● **How to complete this task**:
One line at a time, check the entries below for the word "Nodes", and copy each line that has it.

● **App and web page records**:
──────
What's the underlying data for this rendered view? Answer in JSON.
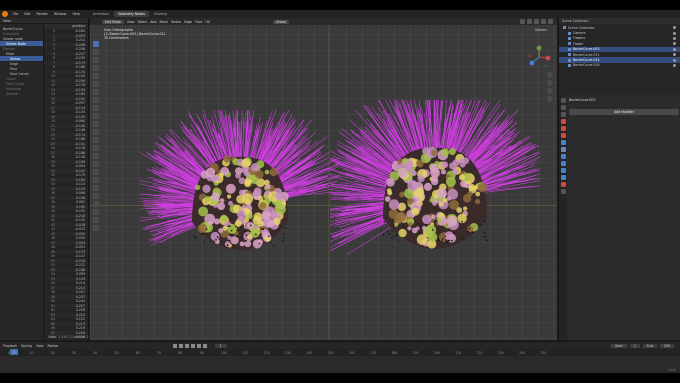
{
  "menu": {
    "items": [
      "File",
      "Edit",
      "Render",
      "Window",
      "Help"
    ],
    "workspaces": [
      "Animation",
      "Geometry Nodes",
      "Shading"
    ],
    "active_workspace": "Geometry Nodes",
    "scene": "Scene",
    "view_layer": "ViewLayer"
  },
  "spreadsheet": {
    "header": "View",
    "object_label": "BezierCurve...",
    "tree": [
      {
        "label": "Evaluated",
        "cls": "dim"
      },
      {
        "label": "Viewer node",
        "cls": ""
      },
      {
        "label": "Viewer Node",
        "cls": "sel i1"
      },
      {
        "label": "Domain",
        "cls": "dim"
      },
      {
        "label": "Mesh",
        "cls": "i1"
      },
      {
        "label": "Vertex",
        "cls": "sel i2"
      },
      {
        "label": "Edge",
        "cls": "i2"
      },
      {
        "label": "Face",
        "cls": "i2"
      },
      {
        "label": "Face Corner",
        "cls": "i2"
      },
      {
        "label": "Curve",
        "cls": "dim i1"
      },
      {
        "label": "Point Cloud",
        "cls": "dim i1"
      },
      {
        "label": "Instances",
        "cls": "dim i1"
      },
      {
        "label": "Volume",
        "cls": "dim i1"
      }
    ],
    "col_header": "position",
    "rows": [
      [
        "0",
        "-0.184"
      ],
      [
        "1",
        "-0.053"
      ],
      [
        "2",
        "0.214"
      ],
      [
        "3",
        "-0.256"
      ],
      [
        "4",
        "-0.256"
      ],
      [
        "5",
        "-0.217"
      ],
      [
        "6",
        "-0.235"
      ],
      [
        "7",
        "-0.173"
      ],
      [
        "8",
        "-0.188"
      ],
      [
        "9",
        "-0.174"
      ],
      [
        "10",
        "-0.155"
      ],
      [
        "11",
        "-0.194"
      ],
      [
        "12",
        "-0.176"
      ],
      [
        "13",
        "-0.134"
      ],
      [
        "14",
        "-0.165"
      ],
      [
        "15",
        "-0.152"
      ],
      [
        "16",
        "-0.097"
      ],
      [
        "17",
        "-0.114"
      ],
      [
        "18",
        "-0.133"
      ],
      [
        "19",
        "-0.135"
      ],
      [
        "20",
        "-0.084"
      ],
      [
        "21",
        "-0.140"
      ],
      [
        "22",
        "-0.146"
      ],
      [
        "23",
        "-0.174"
      ],
      [
        "24",
        "-0.168"
      ],
      [
        "25",
        "-0.141"
      ],
      [
        "26",
        "-0.118"
      ],
      [
        "27",
        "-0.186"
      ],
      [
        "28",
        "-0.118"
      ],
      [
        "29",
        "-0.199"
      ],
      [
        "30",
        "-0.094"
      ],
      [
        "31",
        "-0.152"
      ],
      [
        "32",
        "0.179"
      ],
      [
        "33",
        "0.194"
      ],
      [
        "34",
        "0.113"
      ],
      [
        "35",
        "0.133"
      ],
      [
        "36",
        "0.098"
      ],
      [
        "37",
        "0.156"
      ],
      [
        "38",
        "0.092"
      ],
      [
        "39",
        "0.192"
      ],
      [
        "40",
        "-0.105"
      ],
      [
        "41",
        "-0.210"
      ],
      [
        "42",
        "-0.132"
      ],
      [
        "43",
        "-0.018"
      ],
      [
        "44",
        "-0.013"
      ],
      [
        "45",
        "-0.020"
      ],
      [
        "46",
        "0.035"
      ],
      [
        "47",
        "0.054"
      ],
      [
        "48",
        "-0.051"
      ],
      [
        "49",
        "0.173"
      ],
      [
        "50",
        "-0.147"
      ],
      [
        "51",
        "-0.210"
      ],
      [
        "52",
        "-0.222"
      ],
      [
        "53",
        "-0.186"
      ],
      [
        "54",
        "0.059"
      ],
      [
        "55",
        "0.143"
      ],
      [
        "56",
        "0.214"
      ],
      [
        "57",
        "0.213"
      ],
      [
        "58",
        "0.257"
      ],
      [
        "59",
        "0.247"
      ],
      [
        "60",
        "0.244"
      ],
      [
        "61",
        "0.227"
      ],
      [
        "62",
        "0.226"
      ],
      [
        "63",
        "0.223"
      ],
      [
        "64",
        "0.122"
      ],
      [
        "65",
        "0.213"
      ],
      [
        "66",
        "0.219"
      ],
      [
        "67",
        "0.229"
      ],
      [
        "68",
        "0.229"
      ]
    ],
    "footer": "Rows: 2,416  |  Columns: 3"
  },
  "viewport": {
    "mode": "Edit Mode",
    "menus": [
      "View",
      "Select",
      "Add",
      "Mesh",
      "Vertex",
      "Edge",
      "Face",
      "UV"
    ],
    "snap": "Global",
    "info_lines": [
      "User Orthographic",
      "(1) BezierCurve.003 | BezierCurve.011",
      "30 Centimeters"
    ],
    "options": "Options",
    "hair_color": "#d43fe6",
    "flower_colors": [
      "#c98fbf",
      "#a4c14b",
      "#d9a3c7",
      "#8f6b3a",
      "#e8d36a"
    ]
  },
  "outliner": {
    "header": "Scene Collection",
    "rows": [
      {
        "label": "Scene Collection",
        "cls": ""
      },
      {
        "label": "Camera",
        "cls": "i1"
      },
      {
        "label": "Flowers",
        "cls": "i1"
      },
      {
        "label": "Flower",
        "cls": "i1"
      },
      {
        "label": "BezierCurve.003",
        "cls": "i1 sel"
      },
      {
        "label": "BezierCurve.011",
        "cls": "i1"
      },
      {
        "label": "BezierCurve.014",
        "cls": "i1 sel"
      },
      {
        "label": "BezierCurve.016",
        "cls": "i1"
      }
    ]
  },
  "properties": {
    "object": "BezierCurve.003",
    "add_modifier": "Add Modifier"
  },
  "timeline": {
    "menus": [
      "Playback",
      "Keying",
      "View",
      "Marker"
    ],
    "frame": "1",
    "start_label": "Start",
    "start": "1",
    "end_label": "End",
    "end": "250",
    "ruler": [
      "0",
      "10",
      "20",
      "30",
      "40",
      "50",
      "60",
      "70",
      "80",
      "90",
      "100",
      "110",
      "120",
      "130",
      "140",
      "150",
      "160",
      "170",
      "180",
      "190",
      "200",
      "210",
      "220",
      "230",
      "240",
      "250"
    ],
    "version": "3.0.0"
  }
}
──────
● **Solution below**:
      "Geometry Nodes",
    "active_workspace": "Geometry Nodes",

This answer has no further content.